Although he was ordained for the Diocese of Albany almost 60 years ago, Bishop Emeritus Matthew H. Clark has spent the majority of his priesthood living and serving among the people of the Diocese of Rochester. The effects of his ministry on the people of this diocese are immeasurable and lasting, according to Father Thomas Mull.
“There are many blessings remaining in this diocese because of Bishop Clark,” said Father Mull, who shared a residence with Bishop Clark at Rochester’s Sacred Heart Cathedral for 18 years. “I believe that I developed my love for priesthood from Bishop Clark.”
Bishop Clark always treated his brother priests with respect and love, Father Mull added.
Albany to Rome by way of Rochester and back
Bishop Clark grew up in Waterford near Albany. He attended Catholic Central in Troy, Holy Cross College in Worcester, Mass., and Mater Christi Seminary in Albany. He also spent two years at the former St. Bernard’s Seminary in Rochester during the late 1950s, long before he had any inkling the Rochester Diocese eventually would become his home.
He finished his priestly formation at the North American College in Rome and was ordained a priest Dec. 19, 1962, at the Church of Christ the King in Rome. He then taught at the Vincentian Institute in Albany, served at two parishes and had a one-year role as vice chancellor for the Albany Diocese. He also returned to Rome, first to earn licentiates in sacred theology and canon law from Gregorian University and later to work at the North American College as assistant spiritual director and later as spiritual director for seminarians.
Then-Father Clark was in Rome on April 23, 1979, when St. Pope John Paul II named him to lead the Rochester Diocese, and he was installed as Rochester’s eighth bishop June 26, 1979. Bishop Clark led the Diocese of Rochester for 33 years before retiring in 2012 at the age of 75.
Alzheimer’s disease doesn’t dull bishop’s smile, spirit

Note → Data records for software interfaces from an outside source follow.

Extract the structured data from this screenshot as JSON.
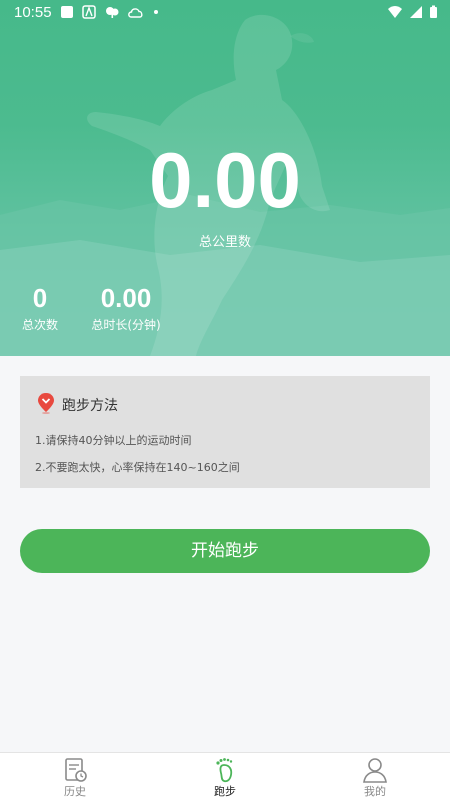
{
  "status_bar": {
    "time": "10:55"
  },
  "summary": {
    "total_km": "0.00",
    "total_km_label": "总公里数",
    "total_count": "0",
    "total_count_label": "总次数",
    "total_minutes": "0.00",
    "total_minutes_label": "总时长(分钟)"
  },
  "method_card": {
    "title": "跑步方法",
    "icon": "location-pin-icon",
    "lines": [
      "1.请保持40分钟以上的运动时间",
      "2.不要跑太快，心率保持在140~160之间"
    ]
  },
  "start_button": {
    "label": "开始跑步"
  },
  "tabbar": {
    "tabs": [
      {
        "label": "历史",
        "icon": "history-icon"
      },
      {
        "label": "跑步",
        "icon": "footprint-icon",
        "active": true
      },
      {
        "label": "我的",
        "icon": "person-icon"
      }
    ]
  },
  "colors": {
    "hero": "#4cbb8f",
    "accent": "#4cb559",
    "card": "#e0e0e0",
    "pin": "#e8493f"
  }
}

The bishop emeritus continued to lead parish retreats for several years after retiring. In 2019, he made public a diagnosis of early-stage Alzheimer’s disease and in 2020, he moved into the Sisters of St. Joseph Motherhouse in Pittsford.
Bishop Clark’s verbal communication is quite limited at this point, yet the Sisters of St. Joseph are delighted to have him among them, noted Sister Janice Morgan, senior development officer for the Sisters of St. Joseph of Rochester.
“His very being is a precious gift,” Sister Morgan said. “When any one of us walks into his room, he lights up with that wonderful and gracious welcoming spirit, and we know our Bishop Matthew is once again among us, as we remember him.”
Many people throughout the diocese not only remember Bishop Clark, but also send him cards and letters, said Mercy Sister Mary Ann Binsack, who reads the notes to him during her regular visits. The bishop emeritus, 84, still likes to laugh, she remarked.
“He’s happy in the moment. I think that’s what everybody’s desire is, that he’s content and happy in the moment,” Sister Binsack said.Tags: Holy Orders